Now, let me preface this entire post by saying, I’m no TV nazi. I sadly let me kids watch WAY too much, especially now that I’m working from home, and I need a moment here or there to answer emails or pee by myself. I grew up as a child raised on TV, and I think I turned out okay for the most part, so I’ve never been too strict about TV time. Besides, until recently, both of my kids were at school or in daycare full time, so they rarely had more than 30 minutes to watch TV at night anyway.
But lately, it’s gotten out of control, and you can tell. The kids have started begging for their favorite shows the minute they wake up in the morning and will throw epic tantrums when you turn off the tube. It’s gotten to be the same way with games on the iPhone or the computer too. Lucy’s homework is mostly web-based, so she has to spend that time online, but other than that, we had to cut down on the screen time. It started to become obvious, the more time they spend in front of a screen, the crabbier they are. So, after the snow started to melt and we were finally able to do something besides sit inside, I decided something had to be done.
Enter one of Lucy’s friends, whose super smart mom had developed this “Helping Hands” plan for her kids and swore it was the best thing that ever happened to them. It’s pretty basic, and even for non-crafty folks like me, was easy to put together. In fact, it involves the kids in the creation of the plan, and that seemed to get them behind the whole idea. Ladies and gentlemen, I’m proud to present, our “Helping Hands” wall!
We keep this right in the kitchen where it’s easy to see daily and for the kids to access (please note the hilarious school photo of my brother in law who is a teacher…every year we get his school photo in our stockings at Christmas!). The basic premise is this:
- Have your kids trace and cut out 10 of their hands on paper (if your kids are like mine, they’ll want to decorate the hands…let them go wild!).
- Take three regular sized envelopes and cut the flap off. Then label them Helping Hands, Prizes, and one with your child’s name. If you have more than one child participating, just add one extra envelope per child with the corresponding name.
- Attach to the wall in a place where they can see and reach. We used some fun, fake washi tape from Target (easy and cheap to replace), but you could use whatever makes it stick (magnets, tape, push pins, whatever).

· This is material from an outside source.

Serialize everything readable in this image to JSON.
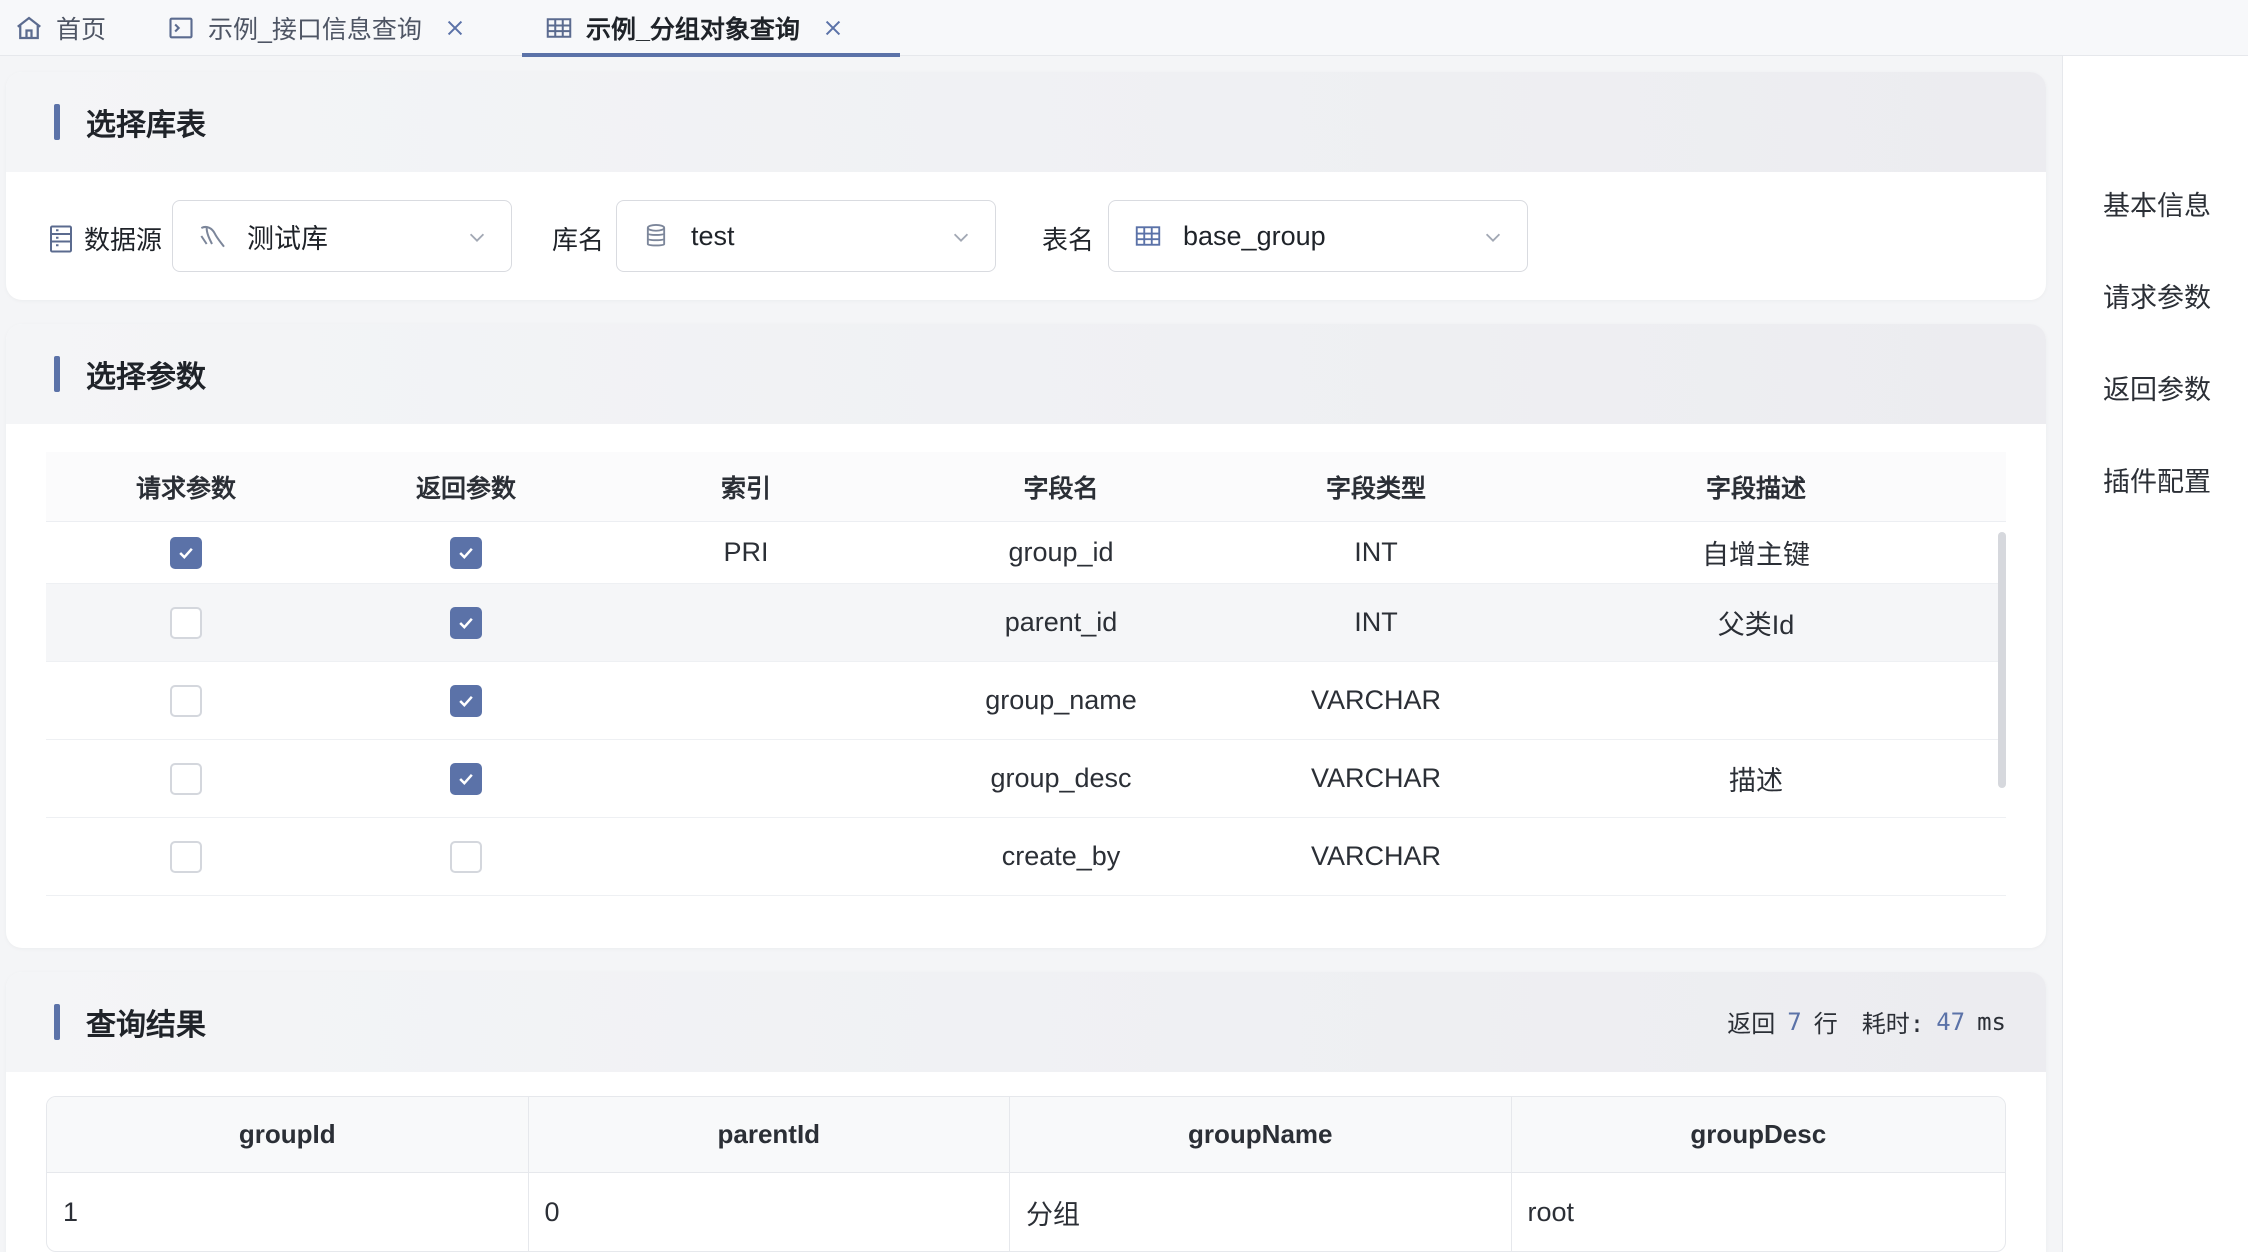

- Work with your child to make up a list of prizes. Ours include 30 minutes of computer time with Daddy, 30 minutes of TV time, going out for ice cream, picking your favorite food for dinner, playing on mom or dad’s phone and going to the bookstore at the mall. Put each item on a little slip of paper and place it in the Prizes envelope.
And you’re ready to go! Every time your child makes a good choice or shows good behavior, you can give them a Helping Hand. They then take the cut out hand and put it in their labeled envelope. When they get all 10 hands in their envelope, they get to pick from the prizes!
Now comes the hard part…at least for us it was hard. Cut off all screen time, excepting homework or other required work. I know, it sucks. There is nothing more I’d like to do when I need to answer a few emails or just veg after a long day than turn on some cartoons, but this won’t work unless you quit it cold turkey, and make earning the Helping Hands mean something real. We have some exceptions…for example, we have a standing Friday night movie night, and that is still a go regardless of the Helping Hands chart. Ditto to Saturday morning cartoons. But other than that, Lu has to earn screen time.
We’ve been doing this for a couple weeks, and so far, so good! I think the fact that we really involved Lu in the process helped a lot, and these days she knows that asking for screen time isn’t going to work (even if she asks every five minutes). In fact, just having the system made her stop thinking about TV so much in general, and we’ve found ourselves doing lots of other fun activities together. We’ve sat around and read books, played board games, done experiments and played outside. Today I found Lu after school reading chapter books for an hour. It was fantastic! And the last time she earned a prize, she didn’t even pick TV or computer time…she asked to go to the bookstore. Progress!
Oh, and you might notice another little sheet in the photo above, and that’s because Mr. Tate was feeling a bit left out. Lu decided he needed a sticker chart so that he could earn prizes too (he’s a bit too young for the whole Helping Hands concept to really work for him). So now when he does a good job he gets a sweet sticker to put on his chart, and he loves it!
Hope this helps any of you that are struggling with the whole screen time debacle. Feel free to leave any questions in the comments!